Founder's Blog

Blue Dragon's founder, Michael Brosowski, shares the lessons he has learned from the children and young people he meets from day to day.

Founder's Blog

Blue Dragon's founder, Michael Brosowski, shares the lessons he has learned from the children and young people he meets from day to day.
Michael Brosowski - Founder of Blue Dragon

From Michael’s blog lifeisalongstory.com

Ti’s story

A social worker’s wedding on the weekend gave me a great opportunity to spend time with both staff and kids away from Dragon House. The wedding was just outside the city, so we had a lovely drive through rice fields on a sunny Spring afternoon. Along the way I sat with one of our newer family members, a boy named Ti who is about 14 years old. I say “about” because he’s not exactly sure, even though he has grown up with his family. Ti first met Blue Dragon’s Outreach…

read more

500 to 1

If you’ve seen the latest newsletter, then you’ll have heard the news that we’ve just passed another milestone. Blue Dragon has successfully reunited 500 street children with their families. Meeting homeless children and offering care and protection is where Blue Dragon started, even though we are now better known for our rescues of people from slavery. Every city in the world has children who live or work on the streets. Hanoi is no exception. What’s noticeable here is the lack of services for them; every now and then there are…

read more

Street life

Here’s something I’d love to share – a film made by some high school students as part of their final year studies. The students from the United Nations International School created this as an assignment, deciding to create a story looking into the life of street children in Vietnam. It’s a fictional take on the life of one child, and captures the essence of what it’s like to be homeless in Hanoi. Treat yourself to 7 minutes of a very touching film made by some wonderfully talented young people.  …

read more

Finding passion

When Tan was 13, he ran away from his home on a small farm in northern Vietnam. I met him in Hanoi a few weeks later. He had been surviving on the streets with help from some older boys who stole and pimped for a living. Fortunately, Tan hadn’t become entangled in anything too bad by the time Blue Dragon’s outreach workers met him and offered him a place to stay.  Tan was a shy and nervous little boy. I never understood how he had found the courage to leave…

read more

Beyond the day

Today marks the World Day Against Human Trafficking. There’s a designated day for just about everything: mixed in with International Women’s Day and the World Day Against Child Labor are World Donut Day and International Talk Like a Pirate Day. Something about the various ceremonial days doesn’t sit quite right with me. I fear that straight after Earth Hour or the World Day of Social Justice we just slip back into our normal routine. The events and workshops and social media splashes make us feel good, but has anything changed?…

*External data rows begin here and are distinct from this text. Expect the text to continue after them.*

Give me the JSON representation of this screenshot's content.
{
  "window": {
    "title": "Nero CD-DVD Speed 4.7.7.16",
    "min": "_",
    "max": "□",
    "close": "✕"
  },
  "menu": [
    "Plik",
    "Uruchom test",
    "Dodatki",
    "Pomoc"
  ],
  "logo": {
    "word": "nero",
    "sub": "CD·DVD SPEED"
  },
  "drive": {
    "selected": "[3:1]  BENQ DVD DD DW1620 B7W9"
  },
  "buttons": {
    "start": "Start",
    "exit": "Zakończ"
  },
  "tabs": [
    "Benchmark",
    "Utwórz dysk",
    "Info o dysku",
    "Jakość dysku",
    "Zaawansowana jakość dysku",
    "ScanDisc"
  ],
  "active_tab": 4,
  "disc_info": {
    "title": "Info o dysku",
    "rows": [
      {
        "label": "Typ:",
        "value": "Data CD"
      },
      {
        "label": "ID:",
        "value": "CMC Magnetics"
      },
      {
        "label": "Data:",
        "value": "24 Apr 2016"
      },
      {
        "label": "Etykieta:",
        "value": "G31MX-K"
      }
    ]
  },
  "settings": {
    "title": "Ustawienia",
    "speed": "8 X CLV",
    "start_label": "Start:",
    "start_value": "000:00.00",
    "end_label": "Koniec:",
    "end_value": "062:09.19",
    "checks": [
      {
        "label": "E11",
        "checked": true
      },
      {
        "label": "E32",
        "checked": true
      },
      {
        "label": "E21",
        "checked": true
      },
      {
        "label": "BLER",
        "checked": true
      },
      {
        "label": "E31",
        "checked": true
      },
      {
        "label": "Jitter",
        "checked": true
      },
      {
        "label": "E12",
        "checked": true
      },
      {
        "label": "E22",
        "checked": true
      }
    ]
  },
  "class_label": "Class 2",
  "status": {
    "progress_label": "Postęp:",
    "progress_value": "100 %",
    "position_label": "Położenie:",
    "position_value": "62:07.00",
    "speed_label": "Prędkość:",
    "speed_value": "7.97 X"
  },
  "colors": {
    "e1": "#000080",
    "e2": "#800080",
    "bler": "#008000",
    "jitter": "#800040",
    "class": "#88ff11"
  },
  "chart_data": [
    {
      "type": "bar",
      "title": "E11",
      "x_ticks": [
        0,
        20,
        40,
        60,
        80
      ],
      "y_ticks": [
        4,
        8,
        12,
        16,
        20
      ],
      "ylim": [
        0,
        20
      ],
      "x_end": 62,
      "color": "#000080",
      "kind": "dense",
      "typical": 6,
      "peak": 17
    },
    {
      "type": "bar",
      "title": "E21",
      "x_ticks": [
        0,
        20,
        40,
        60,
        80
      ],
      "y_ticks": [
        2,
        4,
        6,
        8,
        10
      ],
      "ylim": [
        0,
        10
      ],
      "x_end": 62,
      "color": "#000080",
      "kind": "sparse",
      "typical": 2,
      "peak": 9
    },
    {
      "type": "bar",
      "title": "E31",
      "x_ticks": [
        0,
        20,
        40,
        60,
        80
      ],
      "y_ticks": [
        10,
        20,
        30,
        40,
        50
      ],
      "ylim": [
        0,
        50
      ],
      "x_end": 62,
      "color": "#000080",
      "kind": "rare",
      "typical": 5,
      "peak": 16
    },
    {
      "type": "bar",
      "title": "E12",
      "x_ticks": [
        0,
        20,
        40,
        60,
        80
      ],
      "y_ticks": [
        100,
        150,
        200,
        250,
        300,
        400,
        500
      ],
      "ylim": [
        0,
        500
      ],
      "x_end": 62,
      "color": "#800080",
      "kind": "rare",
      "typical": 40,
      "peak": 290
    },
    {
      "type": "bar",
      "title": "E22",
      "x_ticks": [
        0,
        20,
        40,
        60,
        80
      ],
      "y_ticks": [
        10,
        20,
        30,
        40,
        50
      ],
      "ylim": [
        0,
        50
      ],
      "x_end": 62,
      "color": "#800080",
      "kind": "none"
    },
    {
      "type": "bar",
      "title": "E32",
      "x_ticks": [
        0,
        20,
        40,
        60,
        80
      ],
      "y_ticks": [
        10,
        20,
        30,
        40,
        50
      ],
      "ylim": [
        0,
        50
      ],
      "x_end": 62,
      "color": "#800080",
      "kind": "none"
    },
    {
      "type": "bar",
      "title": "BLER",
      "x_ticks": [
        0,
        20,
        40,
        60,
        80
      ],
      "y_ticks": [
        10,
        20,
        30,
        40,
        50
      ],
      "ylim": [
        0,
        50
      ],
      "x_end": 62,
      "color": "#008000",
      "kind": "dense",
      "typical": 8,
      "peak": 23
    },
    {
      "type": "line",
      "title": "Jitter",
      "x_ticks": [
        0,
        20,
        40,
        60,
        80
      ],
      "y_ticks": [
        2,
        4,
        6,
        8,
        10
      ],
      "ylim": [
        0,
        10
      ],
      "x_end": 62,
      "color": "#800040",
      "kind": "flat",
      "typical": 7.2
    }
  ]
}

read more

Not everybody makes it

I’m embarrassed to have missed blogging for the last two weeks. I’ve tried to keep a good routine but sometimes life gets out of hand. Mea culpa! One of the joys of blogging is sharing stories of the wonderful children and young people I meet and work with. There are so many happy stories to tell. Even though most stories start with suffering or crisis, most do end with a real hope for the future. But not all. Since we rescued  our very first trafficked child back in 2005, I’ve…

read more

Plus One

Two weeks ago, I told the story of 17 year old Thoan, the Hero of Zero. He’s a wonderful kid who has faced so many challenges in life that eventually he simply gave up. After running away from home, Thoan spent his days playing computer games in one of Hanoi’s countless internet cafes, and his nights selling sex just so he could survive the next day. Even after learning he was infected with HIV, Thoan continued hooking up with men who would abuse him for as little as $1.50 for…

Where it begins

A group of teens gathers every Sunday at Dragon House to spend the day in intense learning. We call them our Junior Social Workers. The girls and boys have signed up to a 10 week basic course in what it means to be a Social Worker. Some may well become Social Workers one day; most will not. Their driving desire is a passion to learn how to care for others. This Sunday I was invited to go along and share my own experiences with the group. I’m not a Social…

read more

The Hero of Zero

The social workers at Blue Dragon have some very polite expressions to deal with the daily horrors they encounter. Chief among them: “Complicated.” When I hear a social worker saying that a family is “complicated,” I understand the meaning to be: “You’ve never seen a horror movie like you’re about to see.” Thoan is from a “complicated” family. This doesn’t mean his parents don’t love him, but it does mean he has endured neglect and abuse at home, and he carries the burden of guilt for whatever terrible things have…

read more

Pin It on Pinterest

Share This